Harley is a curious and vibrant four-year-old native girl and the oldest daughter of James and Season Goodpasture. Season is a member of the Susanville Indian Rancheria and James and their children Harley, Huntley, Holley and Hudson are members of the Pala Band of Mission Indians.

Early in Harley’s life, she began exhibiting unusual behaviors around eating and was still unable to crawl at 11 months old or chew food. Being concerned about Harley’s inability to crawl, Harley’s pediatrician referred them to physical therapy. It was during one of Harley’s physical therapy appointments that Season was first referred to the regional center. After the regional center conducted its in-home assessment, Harley qualified for the Early Start program and began receiving early intervention services which included behavioral therapy and occupational therapy. At age three, Harley graduated from the program. She continues to qualify for services under the Lanterman Developmental Disabilities Act.

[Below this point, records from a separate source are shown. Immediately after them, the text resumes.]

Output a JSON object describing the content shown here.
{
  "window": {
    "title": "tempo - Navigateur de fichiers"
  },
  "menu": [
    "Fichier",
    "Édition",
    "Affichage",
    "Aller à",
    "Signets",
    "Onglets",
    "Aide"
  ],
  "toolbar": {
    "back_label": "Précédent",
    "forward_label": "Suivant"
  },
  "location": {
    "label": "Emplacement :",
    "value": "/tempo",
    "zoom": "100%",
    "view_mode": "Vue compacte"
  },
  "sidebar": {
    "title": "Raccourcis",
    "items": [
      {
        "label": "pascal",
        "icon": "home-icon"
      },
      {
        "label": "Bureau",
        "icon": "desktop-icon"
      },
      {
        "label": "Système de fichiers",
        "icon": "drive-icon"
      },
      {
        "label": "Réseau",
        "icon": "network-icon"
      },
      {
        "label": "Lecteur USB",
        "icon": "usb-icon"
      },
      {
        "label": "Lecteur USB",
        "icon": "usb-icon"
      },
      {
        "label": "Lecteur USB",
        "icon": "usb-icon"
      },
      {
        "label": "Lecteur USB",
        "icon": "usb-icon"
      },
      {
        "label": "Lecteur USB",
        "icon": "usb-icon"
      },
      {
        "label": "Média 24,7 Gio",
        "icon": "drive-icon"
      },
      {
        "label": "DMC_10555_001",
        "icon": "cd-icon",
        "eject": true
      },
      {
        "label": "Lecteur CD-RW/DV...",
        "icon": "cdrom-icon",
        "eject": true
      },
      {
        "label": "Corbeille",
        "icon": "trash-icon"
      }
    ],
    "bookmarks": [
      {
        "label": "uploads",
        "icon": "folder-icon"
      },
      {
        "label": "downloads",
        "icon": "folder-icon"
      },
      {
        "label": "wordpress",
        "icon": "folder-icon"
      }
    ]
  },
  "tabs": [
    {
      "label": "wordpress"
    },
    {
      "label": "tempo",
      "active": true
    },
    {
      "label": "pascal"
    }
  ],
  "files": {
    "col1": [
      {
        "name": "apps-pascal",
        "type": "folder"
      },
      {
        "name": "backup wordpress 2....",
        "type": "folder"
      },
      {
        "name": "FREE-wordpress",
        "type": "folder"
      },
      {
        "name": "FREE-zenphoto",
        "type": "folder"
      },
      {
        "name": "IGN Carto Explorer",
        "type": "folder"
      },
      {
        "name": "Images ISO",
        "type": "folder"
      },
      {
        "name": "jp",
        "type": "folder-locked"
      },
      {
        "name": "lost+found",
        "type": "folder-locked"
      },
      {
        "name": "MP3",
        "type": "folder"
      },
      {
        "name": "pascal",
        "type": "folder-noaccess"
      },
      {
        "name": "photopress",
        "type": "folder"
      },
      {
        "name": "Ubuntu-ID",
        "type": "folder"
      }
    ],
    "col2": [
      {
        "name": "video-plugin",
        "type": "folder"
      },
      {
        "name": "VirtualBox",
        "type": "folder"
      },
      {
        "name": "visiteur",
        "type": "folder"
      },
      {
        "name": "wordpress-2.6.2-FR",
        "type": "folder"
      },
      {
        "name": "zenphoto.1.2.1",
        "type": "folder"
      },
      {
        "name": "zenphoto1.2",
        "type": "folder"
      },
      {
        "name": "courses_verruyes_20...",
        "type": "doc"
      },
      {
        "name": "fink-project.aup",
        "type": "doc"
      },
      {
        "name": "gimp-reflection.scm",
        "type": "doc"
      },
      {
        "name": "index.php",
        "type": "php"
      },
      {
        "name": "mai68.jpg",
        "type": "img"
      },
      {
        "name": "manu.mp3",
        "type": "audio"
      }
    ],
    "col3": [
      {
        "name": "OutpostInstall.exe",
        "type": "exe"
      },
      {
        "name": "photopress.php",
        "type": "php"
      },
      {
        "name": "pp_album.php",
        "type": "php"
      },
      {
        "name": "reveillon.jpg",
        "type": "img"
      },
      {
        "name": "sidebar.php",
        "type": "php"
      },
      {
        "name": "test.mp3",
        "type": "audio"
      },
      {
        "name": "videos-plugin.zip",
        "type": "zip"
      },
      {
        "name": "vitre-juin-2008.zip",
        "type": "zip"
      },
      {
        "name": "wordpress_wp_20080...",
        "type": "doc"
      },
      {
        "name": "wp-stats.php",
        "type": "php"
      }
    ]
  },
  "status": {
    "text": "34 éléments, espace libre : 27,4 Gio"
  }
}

Season has her Master’s in Psychology and had worked as a Tribal Social Services Director for nearly four years, but it was not until she found herself struggling to meet the special needs of her daughter, that she learned about regional centers and their programs. Season realized there were many service access and equity barriers that exist for tribal families with special needs, primarily due to a lack of awareness and a disconnect between many regional centers and tribal communities.

Season contacted the California Department of Health and Human Services and the Department of Developmental Services (DDS) to share Harley’s story and advocate for better outreach efforts to tribal communities. Harley’s story was compelling and the departments agreed that something needed to be done. After researching the data on tribal families, a new initiative called the “Early Start Outreach to Tribal Communities” was introduced. The San Diego Regional Center is now working closely with Acorns to Oak Trees and others on ways to build a bridge between the regional centers and the tribal families that need support.

Season’s passion has always been to serve tribal communities and through their journey with Harley and navigating the regional center system, Season launched the non-profit, Acorns to Oak Trees. Acorns to Oak Trees helps families successfully navigate the system of their regional center and school district to ensure access to resources and quality services.

The non-profit was recently awarded a grant from DDS for Harley’s Hope Project which utilizes storytelling by sharing Harley’s story and those of other tribal families to increase awareness in tribal communities about intellectual and developmental disabilities and works to build relationships between regional centers and tribal families.

For James, his journey with Harley has proven to be one of the most transformative experiences in his life and has redefined much of his life’s purpose and passion. His involvement in Acorns is an integral part of why he and Season are able to connect with so many tribal families. James talks of his journey in working with his daughter and learning about her disability in a way that is extraordinarily approachable.

Harley is just one little native, but her story will have a significant impact on the lives of thousands of native children across California.

To learn more about Acorns to Oak Trees, visit www.acorns2oak.com
For information about the San Diego Regional Center, visit www.sdrc.org